Work request:
Looking through the listing, how many of its lines hold the word "cache"? Answer with only the number.
-*-
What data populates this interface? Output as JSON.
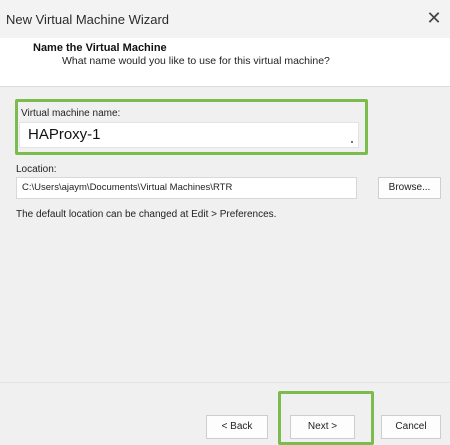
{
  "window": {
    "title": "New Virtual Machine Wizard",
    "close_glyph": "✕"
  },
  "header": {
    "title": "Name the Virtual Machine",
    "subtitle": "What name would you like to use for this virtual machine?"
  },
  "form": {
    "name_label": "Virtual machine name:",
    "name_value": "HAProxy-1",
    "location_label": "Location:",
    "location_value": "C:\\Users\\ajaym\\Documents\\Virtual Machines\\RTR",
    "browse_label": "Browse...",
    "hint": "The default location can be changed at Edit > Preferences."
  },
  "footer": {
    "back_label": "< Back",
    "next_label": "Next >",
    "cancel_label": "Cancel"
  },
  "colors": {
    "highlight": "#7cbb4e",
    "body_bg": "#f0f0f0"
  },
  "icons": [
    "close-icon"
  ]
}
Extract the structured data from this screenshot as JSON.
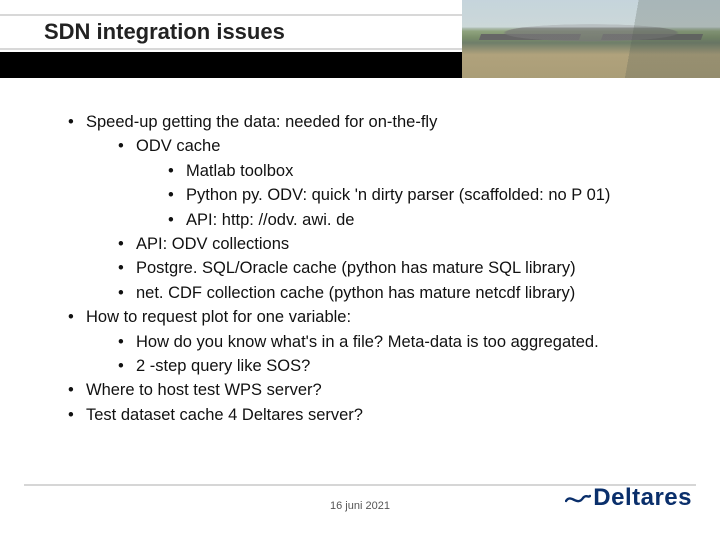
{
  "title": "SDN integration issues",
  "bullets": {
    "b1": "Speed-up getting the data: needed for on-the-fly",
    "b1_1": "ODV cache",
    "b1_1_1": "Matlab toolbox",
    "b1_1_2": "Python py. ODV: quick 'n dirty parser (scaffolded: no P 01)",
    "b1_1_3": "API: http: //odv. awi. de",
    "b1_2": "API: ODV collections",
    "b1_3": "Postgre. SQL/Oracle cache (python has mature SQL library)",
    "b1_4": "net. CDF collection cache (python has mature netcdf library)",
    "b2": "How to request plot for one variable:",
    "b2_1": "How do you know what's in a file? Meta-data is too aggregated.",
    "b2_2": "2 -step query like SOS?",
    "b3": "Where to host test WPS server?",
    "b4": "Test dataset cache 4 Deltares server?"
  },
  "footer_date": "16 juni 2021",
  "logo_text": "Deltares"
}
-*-
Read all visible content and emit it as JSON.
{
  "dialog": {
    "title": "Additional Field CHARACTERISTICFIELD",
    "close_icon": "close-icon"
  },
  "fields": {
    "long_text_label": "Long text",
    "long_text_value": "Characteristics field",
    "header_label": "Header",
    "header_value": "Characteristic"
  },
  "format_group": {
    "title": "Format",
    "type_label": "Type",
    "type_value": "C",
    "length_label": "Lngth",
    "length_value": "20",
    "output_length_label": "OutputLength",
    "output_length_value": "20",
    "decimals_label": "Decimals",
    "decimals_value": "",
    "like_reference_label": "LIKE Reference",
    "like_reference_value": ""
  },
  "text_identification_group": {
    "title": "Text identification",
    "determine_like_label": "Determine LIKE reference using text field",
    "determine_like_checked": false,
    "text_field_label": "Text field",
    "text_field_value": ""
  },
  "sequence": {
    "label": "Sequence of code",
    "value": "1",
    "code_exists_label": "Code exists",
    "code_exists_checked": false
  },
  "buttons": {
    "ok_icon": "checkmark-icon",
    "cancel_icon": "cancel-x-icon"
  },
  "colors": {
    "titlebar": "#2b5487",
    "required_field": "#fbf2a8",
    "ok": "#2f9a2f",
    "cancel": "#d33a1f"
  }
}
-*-
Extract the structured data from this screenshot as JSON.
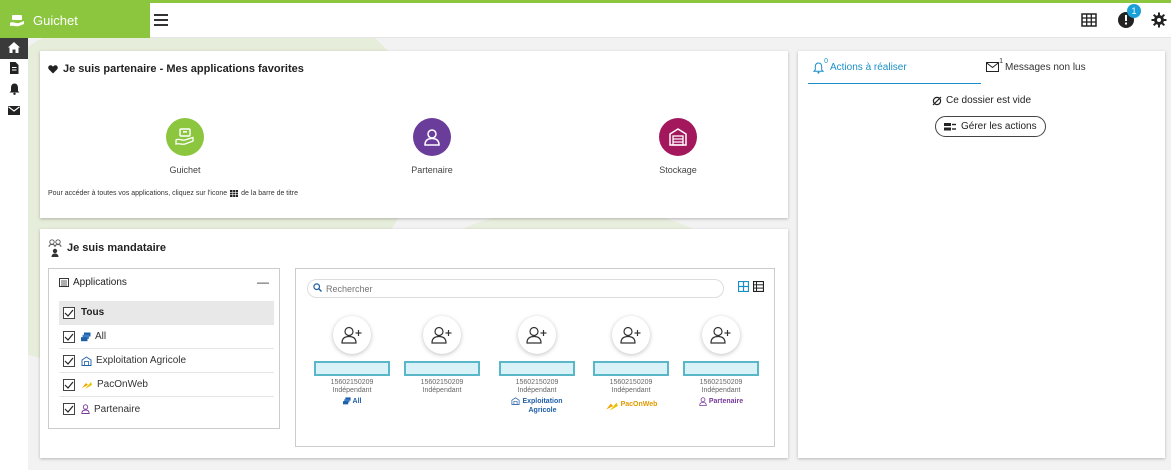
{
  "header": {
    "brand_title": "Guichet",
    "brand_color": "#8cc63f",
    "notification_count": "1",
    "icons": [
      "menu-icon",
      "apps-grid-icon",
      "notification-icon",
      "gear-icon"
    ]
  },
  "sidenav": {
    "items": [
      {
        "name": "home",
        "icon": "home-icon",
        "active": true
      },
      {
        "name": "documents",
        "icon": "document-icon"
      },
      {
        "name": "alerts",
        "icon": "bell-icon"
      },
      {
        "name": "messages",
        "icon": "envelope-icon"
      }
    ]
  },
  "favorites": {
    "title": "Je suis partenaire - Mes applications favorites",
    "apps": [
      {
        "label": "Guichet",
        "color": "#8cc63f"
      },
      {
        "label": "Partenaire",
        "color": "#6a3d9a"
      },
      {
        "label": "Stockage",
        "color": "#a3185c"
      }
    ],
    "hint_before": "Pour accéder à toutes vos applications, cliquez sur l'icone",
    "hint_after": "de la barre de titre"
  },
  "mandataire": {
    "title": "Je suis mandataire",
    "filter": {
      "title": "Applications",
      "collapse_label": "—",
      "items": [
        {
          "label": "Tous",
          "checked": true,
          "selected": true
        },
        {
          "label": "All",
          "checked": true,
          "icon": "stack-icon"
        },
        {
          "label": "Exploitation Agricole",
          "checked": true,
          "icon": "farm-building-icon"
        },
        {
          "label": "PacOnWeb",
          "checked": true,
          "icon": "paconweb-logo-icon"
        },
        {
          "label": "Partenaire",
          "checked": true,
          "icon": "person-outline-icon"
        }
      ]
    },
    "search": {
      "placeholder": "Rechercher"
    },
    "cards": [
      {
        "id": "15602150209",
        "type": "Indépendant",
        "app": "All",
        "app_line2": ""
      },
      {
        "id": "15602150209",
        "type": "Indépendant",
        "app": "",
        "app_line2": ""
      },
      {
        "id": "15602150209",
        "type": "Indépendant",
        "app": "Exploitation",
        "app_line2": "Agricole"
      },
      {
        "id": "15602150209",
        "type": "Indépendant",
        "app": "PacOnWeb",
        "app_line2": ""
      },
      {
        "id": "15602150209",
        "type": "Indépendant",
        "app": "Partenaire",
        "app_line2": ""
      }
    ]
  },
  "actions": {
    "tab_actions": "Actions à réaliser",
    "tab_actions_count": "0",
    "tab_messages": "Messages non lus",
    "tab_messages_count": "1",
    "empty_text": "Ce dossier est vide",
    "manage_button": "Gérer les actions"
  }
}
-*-
Result of this task:
4